Your Excellency Dr. Lalla Malika Issoufou, First Lady of Niger,
Ladies and gentlemen,
Let me start by congratulating the First Lady of Niger, Dr. Malika Issoufou, for her role in organizing this high-level event.
My dear sister, it is a pleasure to see you again after my mission to Niger last July with the Foreign Minister of Sweden and the African Union Special Envoy.
During that visit, I saw the challenges your country and the region are facing.
Niger has the highest demographic growth rate in the world and the highest total fertility rate, with 7.6 children per woman. It also has the highest rate of child marriage, with 76.3 per cent of girls married before the age of 18, almost a third of whom before the age of 15.
During a visit to a fistula center, which you have spearheaded, I met with young women, many still children themselves, suffering the consequences of early marriage and early pregnancy. As my colleagues who accompanied me noted, we should have been visiting these girls in a school, not in a fistula clinic.
But this clinic is just one example of the advances towards the empowerment of women and girls being made by the Government of Niger and its partners.

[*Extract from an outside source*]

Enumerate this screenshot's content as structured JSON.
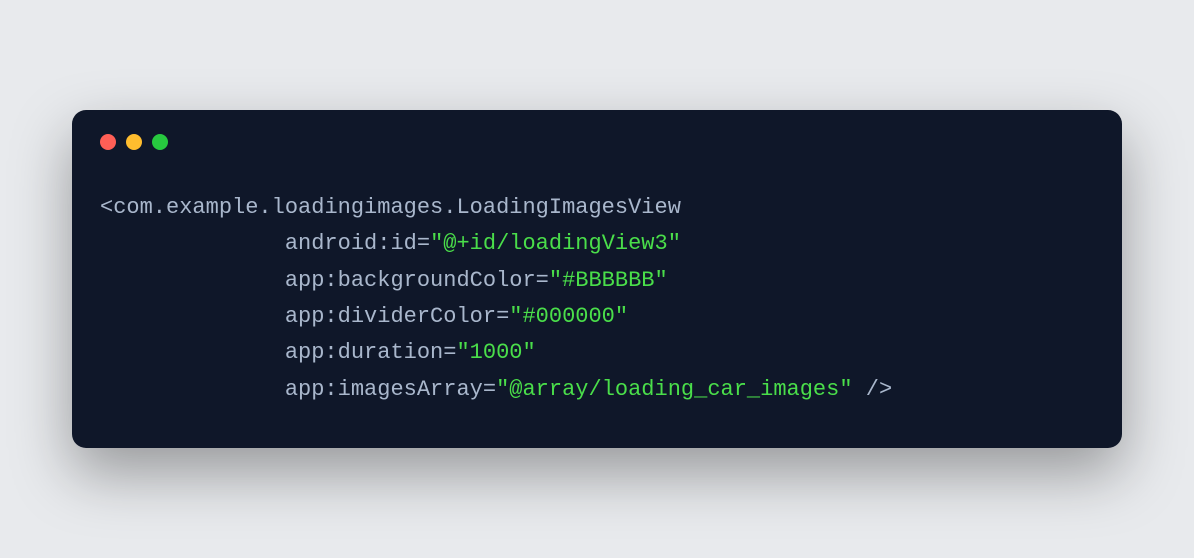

I also met with inspiring women leaders and the Association of Traditional Leaders of Niger, all of whom are doing excellent work to promote women’s equality.
I again thank the Association of Traditional Chiefs for honoring me with the title of Saraounia. I would like to reaffirm that the United Nations will stand by their side and support their work at the community level to improve access to reproductive health services and an end to gender-based violence.
The visit to Maradi was also an opportunity to see UN agencies working together to support women’s empowerment. This is our ONE UN approach, and I encourage them to continue in this way for the benefit of women and girls in Niger.
These community initiatives also represent concrete steps towards operationalizing the Integrated Sahel Strategy. Our vision is of a stable and prosperous region, where all people, including women and youth, live in peace and security, and contribute to the economic and social development of their country.
In this endeavor, governments and policy makers should put in place policies and programmes that nurture human capital, protect human rights, promote political stability and create jobs, in particular for young people.
These are necessary conditions for realizing "the Africa we want in 2063", that is, "an integrated Africa, prosperous and peaceful, driven and managed by its own citizens".
I would like to reiterate the commitment of the United Nations to scale up community-based interventions that can contribute to ending gender-based violence. I would like to highlight the Spotlight Initiative to eliminate all forms of violence against women and girls, a partnership of the European Union and the United Nations. I am pleased to note that, through this initiative, Niger will receive $35 million for multipartner programmes that will strengthen laws, policies, institutional capacity, prevention, services, data and support to women’s movements and civil society.
Ladies and Gentlemen,
Scaling up the best practices we have heard about today will take joint efforts. We will count on all our partners to support the Government of Niger to ensure that women and girls reach their full potential and participate in building a sustainable and peaceful Niger.